» WHAT TO DO: For each line in the records that contains "rgba", make a copy.
====== ENTRIES SHOWN ======
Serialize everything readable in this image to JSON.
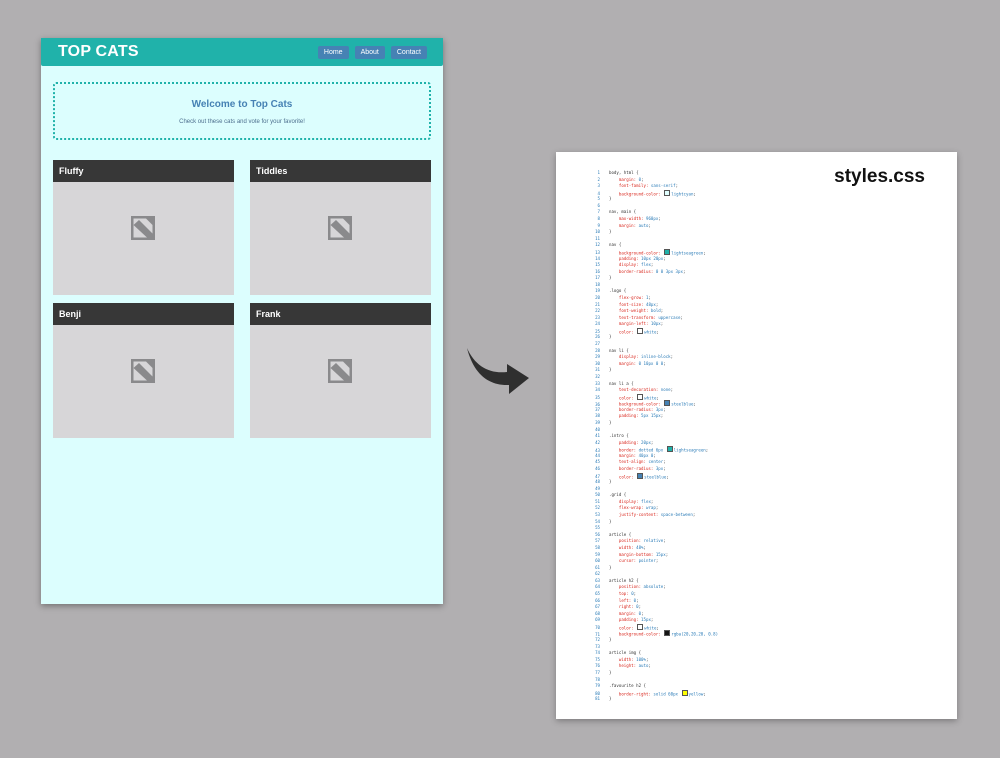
{
  "site": {
    "logo": "Top Cats",
    "nav": [
      "Home",
      "About",
      "Contact"
    ],
    "intro_title": "Welcome to Top Cats",
    "intro_text": "Check out these cats and vote for your favorite!",
    "cats": [
      "Fluffy",
      "Tiddles",
      "Benji",
      "Frank"
    ]
  },
  "sheet": {
    "title": "styles.css",
    "lines": [
      "body, html {",
      "    margin: 0;",
      "    font-family: sans-serif;",
      "    background-color: lightcyan;",
      "}",
      "",
      "nav, main {",
      "    max-width: 960px;",
      "    margin: auto;",
      "}",
      "",
      "nav {",
      "    background-color: lightseagreen;",
      "    padding: 10px 20px;",
      "    display: flex;",
      "    border-radius: 0 0 3px 3px;",
      "}",
      "",
      ".logo {",
      "    flex-grow: 1;",
      "    font-size: 48px;",
      "    font-weight: bold;",
      "    text-transform: uppercase;",
      "    margin-left: 10px;",
      "    color: white;",
      "}",
      "",
      "nav li {",
      "    display: inline-block;",
      "    margin: 0 10px 0 0;",
      "}",
      "",
      "nav li a {",
      "    text-decoration: none;",
      "    color: white;",
      "    background-color: steelblue;",
      "    border-radius: 3px;",
      "    padding: 5px 15px;",
      "}",
      "",
      ".intro {",
      "    padding: 20px;",
      "    border: dotted 6px lightseagreen;",
      "    margin: 40px 0;",
      "    text-align: center;",
      "    border-radius: 3px;",
      "    color: steelblue;",
      "}",
      "",
      ".grid {",
      "    display: flex;",
      "    flex-wrap: wrap;",
      "    justify-content: space-between;",
      "}",
      "",
      "article {",
      "    position: relative;",
      "    width: 48%;",
      "    margin-bottom: 15px;",
      "    cursor: pointer;",
      "}",
      "",
      "article h2 {",
      "    position: absolute;",
      "    top: 0;",
      "    left: 0;",
      "    right: 0;",
      "    margin: 0;",
      "    padding: 15px;",
      "    color: white;",
      "    background-color: rgba(20,20,20, 0.8)",
      "}",
      "",
      "article img {",
      "    width: 100%;",
      "    height: auto;",
      "}",
      "",
      ".favourite h2 {",
      "    border-right: solid 60px yellow;",
      "}"
    ],
    "swatches": {
      "lightcyan": "#e0ffff",
      "lightseagreen": "#20b2aa",
      "white": "#ffffff",
      "steelblue": "#4682b4",
      "rgba(20,20,20, 0.8)": "#141414",
      "yellow": "#ffff00"
    }
  },
  "colors": {
    "background": "#b1afb1",
    "page": "#dcfefe",
    "nav": "#20b2aa",
    "button": "#4682b4",
    "card_header": "#141414",
    "image_placeholder": "#d7d6d8",
    "arrow": "#2f2f2f"
  },
  "icons": {
    "image_placeholder": "broken-image-icon",
    "arrow": "curved-arrow-icon"
  }
}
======
» ANSWER SECTION:
      "    background-color: rgba(20,20,20, 0.8)",
      "rgba(20,20,20, 0.8)": "#141414",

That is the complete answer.